"julien donkey-boy" is fascinating viewing for a movie that has nothing to say and nowhere to go.
Gutsy, artistically engrossing and fearlessly acted, it is the second feature of Harmony Korine, the dysfunctional, wonder-freak youth who wrote "Kids," a controversial and disturbingly honest, cinema verite look at urban teenagers, and then turned to directing his own scripts with the widely-panned "Gummo," also about extremely screwed-up adolescents -- something Korine obviously knows a lot about.
A more mature, but ultimately pointless work, "julien" passes through several episodes of the life of a slow-witted schizophrenic (Ewan Bremner, "Trainspotting") and his abstrusely aberrant family in a fly-on-the-wall style, the results are like an art-film version of "COPS," spontaneous and ultra-realistic.
In the opening scene, Julien inadvertently kills a child in a burst of momentary rage while playing with him in a field, and we see it happen from the kid's point of view. The scene serves no purpose but to establish the pasty, sleepy-eyed Julien -- with his snorting laugh, his stutter, his unmanaged hair and metallic, buck-toothed dentures -- as a disturbed man-child, most contented when babbling to himself in his basement bedroom.

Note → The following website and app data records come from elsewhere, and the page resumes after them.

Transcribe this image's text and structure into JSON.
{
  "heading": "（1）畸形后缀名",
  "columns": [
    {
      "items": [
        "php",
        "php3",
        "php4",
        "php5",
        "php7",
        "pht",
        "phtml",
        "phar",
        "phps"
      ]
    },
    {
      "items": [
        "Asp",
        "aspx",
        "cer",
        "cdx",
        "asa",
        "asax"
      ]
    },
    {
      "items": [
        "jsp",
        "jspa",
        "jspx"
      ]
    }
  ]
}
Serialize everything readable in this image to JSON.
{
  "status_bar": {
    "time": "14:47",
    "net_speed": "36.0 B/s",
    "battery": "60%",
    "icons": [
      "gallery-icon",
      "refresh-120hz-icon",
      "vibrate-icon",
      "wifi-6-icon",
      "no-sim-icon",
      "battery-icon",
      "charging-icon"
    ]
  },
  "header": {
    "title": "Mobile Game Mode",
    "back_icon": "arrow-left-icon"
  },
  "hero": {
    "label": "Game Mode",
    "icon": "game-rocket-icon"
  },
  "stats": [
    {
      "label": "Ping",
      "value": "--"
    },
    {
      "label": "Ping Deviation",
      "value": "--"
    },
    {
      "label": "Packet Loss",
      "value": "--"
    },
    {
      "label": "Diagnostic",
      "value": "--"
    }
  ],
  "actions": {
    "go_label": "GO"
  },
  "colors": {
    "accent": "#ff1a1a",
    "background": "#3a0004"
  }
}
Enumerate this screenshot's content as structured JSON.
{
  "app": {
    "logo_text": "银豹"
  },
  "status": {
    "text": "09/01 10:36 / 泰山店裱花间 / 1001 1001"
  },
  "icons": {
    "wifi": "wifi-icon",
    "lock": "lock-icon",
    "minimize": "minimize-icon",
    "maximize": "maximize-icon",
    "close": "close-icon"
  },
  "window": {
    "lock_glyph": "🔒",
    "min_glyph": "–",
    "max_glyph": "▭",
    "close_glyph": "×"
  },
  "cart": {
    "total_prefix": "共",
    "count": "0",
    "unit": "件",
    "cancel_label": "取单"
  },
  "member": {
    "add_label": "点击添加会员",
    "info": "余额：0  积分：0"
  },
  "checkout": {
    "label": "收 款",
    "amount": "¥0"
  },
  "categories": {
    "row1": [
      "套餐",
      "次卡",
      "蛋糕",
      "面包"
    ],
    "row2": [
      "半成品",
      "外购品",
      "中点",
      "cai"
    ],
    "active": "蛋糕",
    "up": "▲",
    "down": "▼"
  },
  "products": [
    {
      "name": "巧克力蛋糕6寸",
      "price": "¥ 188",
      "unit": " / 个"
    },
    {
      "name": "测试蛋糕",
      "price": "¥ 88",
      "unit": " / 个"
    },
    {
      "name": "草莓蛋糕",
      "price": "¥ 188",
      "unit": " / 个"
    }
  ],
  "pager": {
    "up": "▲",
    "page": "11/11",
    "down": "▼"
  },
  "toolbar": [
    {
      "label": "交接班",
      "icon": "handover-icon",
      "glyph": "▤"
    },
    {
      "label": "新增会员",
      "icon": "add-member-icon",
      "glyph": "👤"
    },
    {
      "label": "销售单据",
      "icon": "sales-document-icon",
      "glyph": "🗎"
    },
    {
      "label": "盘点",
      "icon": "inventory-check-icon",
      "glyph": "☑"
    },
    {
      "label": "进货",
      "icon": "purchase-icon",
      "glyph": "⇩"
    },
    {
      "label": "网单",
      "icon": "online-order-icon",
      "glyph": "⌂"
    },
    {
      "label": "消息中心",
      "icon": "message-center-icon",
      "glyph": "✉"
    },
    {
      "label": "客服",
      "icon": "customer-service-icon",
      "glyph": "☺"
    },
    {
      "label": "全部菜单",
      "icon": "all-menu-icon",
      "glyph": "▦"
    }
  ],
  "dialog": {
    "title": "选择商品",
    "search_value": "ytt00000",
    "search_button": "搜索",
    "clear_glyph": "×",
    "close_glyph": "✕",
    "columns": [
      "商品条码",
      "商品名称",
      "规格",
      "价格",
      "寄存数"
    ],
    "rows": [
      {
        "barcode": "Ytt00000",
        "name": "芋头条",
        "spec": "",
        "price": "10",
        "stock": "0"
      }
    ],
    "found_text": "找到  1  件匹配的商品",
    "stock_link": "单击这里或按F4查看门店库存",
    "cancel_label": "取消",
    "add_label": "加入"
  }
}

Famous German director Werner Herzog ("Little Dieter Needs to Fly") plays Julien's passively malicious, psychologically abusive father who tears into Julien for his mental shortcomings and forces his teenage brother (newcomer Evan Neumann) to pursue extra-curricular wrestling, even though the boy has no talent for the sport.
Chloe Sevigny, who got her start in "Kids" and also appears in this month's "Boys Don't Cry," plays Julien's kindly sister, a character we don't learn much about, other than the fact that she has no prospect for escape from this life and that she has serious emotional issues, illustrated by the fact that she's carrying Julien's baby.
The tension within the family is palatable, and Bremner, Herzog and Sevigny give stunningly authentic performances, but the film has nothing to propel it forward. Until the last 10 minutes, when Sevigny has complications with her pregnancy, there really isn't anything remotely resembling a story.
Somehow Korine manages to maintain a compelling mood -- I was never bored -- mostly because "julien donkey-boy" espouses parts of a new, Dutch filmmaking philosophy called Dogme 95 that makes the picture novel visually.
Dogme 95 eschews manufacturing a film's atmosphere with lights, sets and other traditional cinematic manipulation. Among its rules are that shooting must be done only on location using mostly natural light, no re-recording of sound is allowed and the camera must be hand-held. (Other Dogme 95 films include Lars Von Trier's "The Idiots" and Thomas Vinterberg's "The Celebration.")
Although Korine shot the movie on a digital video and is wildly and creatively manipulative in his post-production editing and imaging, it's the ultimately low-tech style that lends itself to the voyeuristic feeling of dramatic reality which floats the film.
The problem is, without all this inventive presentation, "julien" would consist of just its dreary unpleasantness -- like John Waters movie without the laughs, or the crash of a clown car -- something you feel compelled to stare at, something that will bounce in and out of your memory for a day or two, but ultimately something you could have done without seeing.